For example, just this week, a group of roughly 60 restaurants in San Francisco is going climate neutral. It's called the ZeroFoodPrint and it's a partnership with the Global Climate Action Summit and the Golden Gate Restaurant Association.
Anthony Myint, the co-founder of ZeroFoodPrint, says “we’re taking this opportunity, with the summit, to really try and rally a lot of excitement about restaurants that are carbon neutral."
As Eater puts it, the ZeroFoodPrint is a system of carbon neutrality that's a mixture between Fair Trade coffee certification and Leed certification.
How does this all work? To begin with, restaurants take a survey about their energy use and ingredients. 3Degrees, the firm, makes their assessment, and the ZeroFoodPrint project helps restaurants figure out a per cover donation cost to offset their emissions for the week.
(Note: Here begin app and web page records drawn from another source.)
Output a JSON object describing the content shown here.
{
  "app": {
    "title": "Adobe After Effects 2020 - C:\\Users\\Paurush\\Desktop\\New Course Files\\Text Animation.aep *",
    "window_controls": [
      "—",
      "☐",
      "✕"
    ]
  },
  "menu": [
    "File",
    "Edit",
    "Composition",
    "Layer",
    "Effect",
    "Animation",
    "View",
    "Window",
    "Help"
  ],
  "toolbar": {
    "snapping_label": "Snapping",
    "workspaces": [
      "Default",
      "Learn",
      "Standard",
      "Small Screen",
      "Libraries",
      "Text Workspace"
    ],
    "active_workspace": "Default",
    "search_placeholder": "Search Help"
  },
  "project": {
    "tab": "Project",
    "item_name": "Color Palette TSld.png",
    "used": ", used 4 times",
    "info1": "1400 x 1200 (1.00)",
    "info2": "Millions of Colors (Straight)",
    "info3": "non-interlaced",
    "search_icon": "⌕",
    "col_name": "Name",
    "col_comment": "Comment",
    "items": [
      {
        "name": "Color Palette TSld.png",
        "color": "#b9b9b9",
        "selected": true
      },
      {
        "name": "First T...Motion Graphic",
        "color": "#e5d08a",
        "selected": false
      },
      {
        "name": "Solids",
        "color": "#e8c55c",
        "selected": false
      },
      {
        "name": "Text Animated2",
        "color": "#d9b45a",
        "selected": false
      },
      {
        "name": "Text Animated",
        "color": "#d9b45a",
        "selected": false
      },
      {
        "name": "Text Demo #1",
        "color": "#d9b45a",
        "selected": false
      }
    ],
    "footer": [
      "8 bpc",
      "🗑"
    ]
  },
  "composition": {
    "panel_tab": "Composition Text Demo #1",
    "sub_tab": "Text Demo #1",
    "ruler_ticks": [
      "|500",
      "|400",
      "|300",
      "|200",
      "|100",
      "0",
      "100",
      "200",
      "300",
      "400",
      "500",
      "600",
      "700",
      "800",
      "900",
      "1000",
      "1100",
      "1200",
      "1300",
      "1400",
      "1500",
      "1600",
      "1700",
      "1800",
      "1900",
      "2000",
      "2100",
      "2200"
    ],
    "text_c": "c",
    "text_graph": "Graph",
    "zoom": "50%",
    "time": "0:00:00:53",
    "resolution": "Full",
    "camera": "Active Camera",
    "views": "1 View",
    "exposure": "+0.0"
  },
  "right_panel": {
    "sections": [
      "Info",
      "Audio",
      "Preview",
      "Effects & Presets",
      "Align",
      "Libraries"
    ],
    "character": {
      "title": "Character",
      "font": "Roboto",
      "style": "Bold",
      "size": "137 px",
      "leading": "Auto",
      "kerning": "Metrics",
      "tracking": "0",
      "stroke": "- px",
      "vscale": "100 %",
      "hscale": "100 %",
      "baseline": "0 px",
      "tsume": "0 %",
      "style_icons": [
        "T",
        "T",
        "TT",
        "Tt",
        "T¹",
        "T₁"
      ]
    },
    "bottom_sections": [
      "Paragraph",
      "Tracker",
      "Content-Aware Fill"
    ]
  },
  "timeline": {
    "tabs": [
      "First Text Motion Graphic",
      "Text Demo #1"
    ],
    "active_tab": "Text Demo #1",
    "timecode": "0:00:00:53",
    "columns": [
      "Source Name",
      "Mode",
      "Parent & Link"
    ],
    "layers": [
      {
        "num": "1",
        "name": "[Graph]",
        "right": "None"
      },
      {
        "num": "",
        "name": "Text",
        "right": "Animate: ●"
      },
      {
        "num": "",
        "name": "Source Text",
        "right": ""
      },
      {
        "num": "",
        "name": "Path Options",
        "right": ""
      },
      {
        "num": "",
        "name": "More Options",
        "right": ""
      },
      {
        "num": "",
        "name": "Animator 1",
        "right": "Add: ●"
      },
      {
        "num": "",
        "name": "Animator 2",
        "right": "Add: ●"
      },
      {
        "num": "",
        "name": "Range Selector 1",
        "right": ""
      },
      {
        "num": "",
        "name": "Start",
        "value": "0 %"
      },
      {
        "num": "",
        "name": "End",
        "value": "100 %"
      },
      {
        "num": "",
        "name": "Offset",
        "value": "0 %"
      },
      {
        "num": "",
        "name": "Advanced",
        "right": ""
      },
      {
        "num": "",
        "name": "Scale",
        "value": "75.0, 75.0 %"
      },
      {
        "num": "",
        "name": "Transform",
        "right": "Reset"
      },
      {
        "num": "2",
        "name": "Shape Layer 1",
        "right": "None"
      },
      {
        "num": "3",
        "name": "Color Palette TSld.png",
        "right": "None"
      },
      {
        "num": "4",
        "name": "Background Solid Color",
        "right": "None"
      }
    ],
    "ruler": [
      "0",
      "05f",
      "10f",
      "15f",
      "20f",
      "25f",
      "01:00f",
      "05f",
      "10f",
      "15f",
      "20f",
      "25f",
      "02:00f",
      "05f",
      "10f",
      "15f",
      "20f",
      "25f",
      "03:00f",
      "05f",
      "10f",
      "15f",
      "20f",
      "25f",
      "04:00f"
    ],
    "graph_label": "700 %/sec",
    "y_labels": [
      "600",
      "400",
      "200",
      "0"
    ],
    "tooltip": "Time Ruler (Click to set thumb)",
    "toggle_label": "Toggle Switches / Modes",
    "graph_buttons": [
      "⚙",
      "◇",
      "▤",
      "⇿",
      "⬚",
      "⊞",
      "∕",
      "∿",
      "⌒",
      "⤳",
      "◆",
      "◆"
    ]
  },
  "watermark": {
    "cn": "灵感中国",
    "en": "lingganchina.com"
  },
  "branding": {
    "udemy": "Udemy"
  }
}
This is usually 10 or 25 cents per cover.
Restaurants can also skip the assessment portion and simply do 50 cents per cover. Where does this money go? To a climate Action Reserve and a climate beneficial ranching project in Marin.
But Myint isn't trying to force again to go all the way meat-free or change their entire business model. “Let’s say you’re a burger shop — I don’t think it makes sense to become a tofu shop or a raw vegan shop,” he says. “But it totally makes sense to send 10 cents per burger to improve ranching processes.”
More from Green Matters
More From Green Matters
19-Year-Old Xiuhtezcatl Martinez Isn't Waiting For Permission to Solve the Climate Crisis: "The Time Is NOW"
“We are going way beyond activism," 19-year-old Xiuhtezcatl Martinez tells Green Matters.
"I want to have kids. And I just can’t justify bringing them into a world where I’m not fighting every single day to make direct change for future generations," Woodley tells Green Matters.
The company wants you to guess which city will get the plant-based meat first.
Greta Thunberg Tells Trevor Noah What She Thinks of the U.S.'s Attitude on Climate Change: "Where I Come From, It's a Fact"
Greta Thunberg has some observations about New York.